Recipes (Mac App Store link) gives chefs of all skill levels a digital box in which they can save, consult, and find their recipes. The app offers an elegant interface that captures all the essentials elements of a recipe: basic data like name, difficulty level, and cooking time are recorded alongside step-by-step instructions and an ingredient list. A separate grocery list is also available, although, unfortunately, there is no way to populate it with a recipe’s ingredients, or to sync it with the Reminders app.
Sharing your pictures is always a risky proposition: Regardless of whether you just email them to a friend or post them on a social network, you never know when someone is going to reuse them, without your permission, in a way that you do not approve of.
Watermarker 1.3 (Mac App Store link) gives you a way to solve this problem by superimposing a mark of your choosing to an existing picture, thus “stamping” with your particular imprint. The app supports three different types of watermarks: text, an image, and strike-through (a set of diagonal lines that cross the image from opposite corners, thus making it unusable in a production scenario).
There are plenty of ways to keep track of changes made to a text document. You can use the track-changes tools built into your word processor (assuming it has them). If your needs are more sophisticated, particularly if you’re collaborating with others, you can use a sophisticated version-control system such as Github, Subversion, CVS. Or you can use a dedicated utility such as Kaleidoscope (which can compare documents, images, and even folders).
But if all you really want to track are changes to plain-text or word-processing documents, you have another simpler alternative: Draft Control (Mac App Store link). It’s dead-simple to use: You add the document you want to track to Draft Control’s My Documents list (either by clicking on the + Document button or dragging it into the Draft Control window from the Finder). Thereafter, any time you save the document, Draft Control will take a snapshot of that version; in its preview window, it color-codes all additions to and deletions from the previous version. If you want, you can give those versions descriptive labels (instead of the app’s default time-stamps). You can also organize them into folders within the Draft Control interface. (Those organizational changes don’t roll over to the OS X file-system.)
Mavericks’s Finder tags feature offers a number of benefits over the older file and folder labels, but one of the drawbacks of tags is that items are no longer colored with your preferred tag (nee label) color—you see just a tiny, colored dot next to the file name. The reason for this is clear: While you could apply only a single label to a file or folder in OS X 10.8 and earlier, you can apply multiple tags to files, so OS X wouldn’t know which of those tags to use for the item color.
Still, I really miss the colored folders of old, as I used those colors as quick-glance “Hey, this is [important/finished/etc.]” indicators. I’ve been able to restore an approximation of this feature using Erica Sadun’s $3 Folderol, which makes it quick and easy to colorize the icon of any folder.
Launch Folderol, and its window offers a row of default folder colors; click one to chose that color, or click the swatch to the right to choose any custom color using the OS X color picker.

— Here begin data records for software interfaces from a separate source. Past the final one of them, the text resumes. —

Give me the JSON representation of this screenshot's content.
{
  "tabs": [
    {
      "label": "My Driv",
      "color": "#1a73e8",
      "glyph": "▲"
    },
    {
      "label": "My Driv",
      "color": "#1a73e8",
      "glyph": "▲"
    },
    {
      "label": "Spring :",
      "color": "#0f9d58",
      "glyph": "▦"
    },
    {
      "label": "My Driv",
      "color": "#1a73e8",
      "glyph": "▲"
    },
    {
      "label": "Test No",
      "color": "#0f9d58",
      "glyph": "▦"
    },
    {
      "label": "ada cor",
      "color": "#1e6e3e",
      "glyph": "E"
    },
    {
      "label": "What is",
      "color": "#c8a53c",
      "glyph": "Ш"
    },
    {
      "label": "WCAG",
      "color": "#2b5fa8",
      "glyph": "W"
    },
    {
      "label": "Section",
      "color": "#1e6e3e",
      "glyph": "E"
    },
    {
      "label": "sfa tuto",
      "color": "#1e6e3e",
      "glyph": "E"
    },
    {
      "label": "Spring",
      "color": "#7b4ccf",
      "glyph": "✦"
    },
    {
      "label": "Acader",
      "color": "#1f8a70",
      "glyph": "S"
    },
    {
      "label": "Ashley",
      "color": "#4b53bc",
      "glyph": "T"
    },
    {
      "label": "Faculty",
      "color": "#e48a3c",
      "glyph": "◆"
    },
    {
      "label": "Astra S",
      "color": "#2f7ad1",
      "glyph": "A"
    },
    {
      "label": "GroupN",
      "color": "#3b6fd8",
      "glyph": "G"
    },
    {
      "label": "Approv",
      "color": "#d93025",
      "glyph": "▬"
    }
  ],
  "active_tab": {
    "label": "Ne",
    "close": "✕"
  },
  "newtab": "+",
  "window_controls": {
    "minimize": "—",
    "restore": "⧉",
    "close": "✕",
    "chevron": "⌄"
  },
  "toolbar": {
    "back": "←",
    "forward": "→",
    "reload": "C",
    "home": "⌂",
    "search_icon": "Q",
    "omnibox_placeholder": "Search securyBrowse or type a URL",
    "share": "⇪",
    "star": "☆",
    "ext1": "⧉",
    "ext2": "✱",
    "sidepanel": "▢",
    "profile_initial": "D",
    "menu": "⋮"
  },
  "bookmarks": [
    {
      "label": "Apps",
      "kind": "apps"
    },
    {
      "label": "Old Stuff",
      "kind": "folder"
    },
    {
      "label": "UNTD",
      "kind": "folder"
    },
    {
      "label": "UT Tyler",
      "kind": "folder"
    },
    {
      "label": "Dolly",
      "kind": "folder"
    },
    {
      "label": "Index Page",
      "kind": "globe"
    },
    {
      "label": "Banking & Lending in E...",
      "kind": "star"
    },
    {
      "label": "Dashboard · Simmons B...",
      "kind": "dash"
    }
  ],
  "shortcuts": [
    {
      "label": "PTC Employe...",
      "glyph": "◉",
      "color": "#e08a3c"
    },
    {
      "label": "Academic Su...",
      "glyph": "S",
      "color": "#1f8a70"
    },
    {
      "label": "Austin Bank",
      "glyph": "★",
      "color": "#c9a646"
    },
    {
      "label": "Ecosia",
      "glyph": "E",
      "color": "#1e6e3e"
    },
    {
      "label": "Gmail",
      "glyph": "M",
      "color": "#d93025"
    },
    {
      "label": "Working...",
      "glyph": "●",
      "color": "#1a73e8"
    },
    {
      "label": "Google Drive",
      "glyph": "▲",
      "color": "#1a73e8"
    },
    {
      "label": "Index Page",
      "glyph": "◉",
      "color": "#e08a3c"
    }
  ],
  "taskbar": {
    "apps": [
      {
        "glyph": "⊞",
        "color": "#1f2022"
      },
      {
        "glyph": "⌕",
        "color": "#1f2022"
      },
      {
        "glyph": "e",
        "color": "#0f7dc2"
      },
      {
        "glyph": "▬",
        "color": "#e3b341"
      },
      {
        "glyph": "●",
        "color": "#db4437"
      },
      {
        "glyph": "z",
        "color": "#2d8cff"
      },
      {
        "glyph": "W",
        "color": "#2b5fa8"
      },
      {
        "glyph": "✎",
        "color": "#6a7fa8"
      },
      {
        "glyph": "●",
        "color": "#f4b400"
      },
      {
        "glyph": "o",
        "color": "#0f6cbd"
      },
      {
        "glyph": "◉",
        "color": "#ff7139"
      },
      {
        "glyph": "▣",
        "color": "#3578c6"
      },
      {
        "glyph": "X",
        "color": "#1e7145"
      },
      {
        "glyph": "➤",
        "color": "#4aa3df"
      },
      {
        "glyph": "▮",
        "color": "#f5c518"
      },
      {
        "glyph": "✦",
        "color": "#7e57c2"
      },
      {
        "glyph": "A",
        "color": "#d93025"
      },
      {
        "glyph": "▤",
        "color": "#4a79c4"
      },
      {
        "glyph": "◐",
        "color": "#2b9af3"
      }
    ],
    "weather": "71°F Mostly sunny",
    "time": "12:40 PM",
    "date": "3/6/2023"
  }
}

Whichever you do, your chosen color appears in the large drag-and-drop area above. Drag one or more folders into that area, and Folderol instantly gives each folder the appropriate colored-folder icon.
Flexiglass (Mac App Store link) is a neat idea for window resizing from Mac development company Nulana: it uses keyboard shortcuts and multitouch gestures to help you quickly move your windows from place to place without dragging and dropping.
In addition, you can use several keyboard shortcuts to automatically resize windows to a certain portion of the screen—for instance, centering a window, or making it expand to fill the top half of the screen only.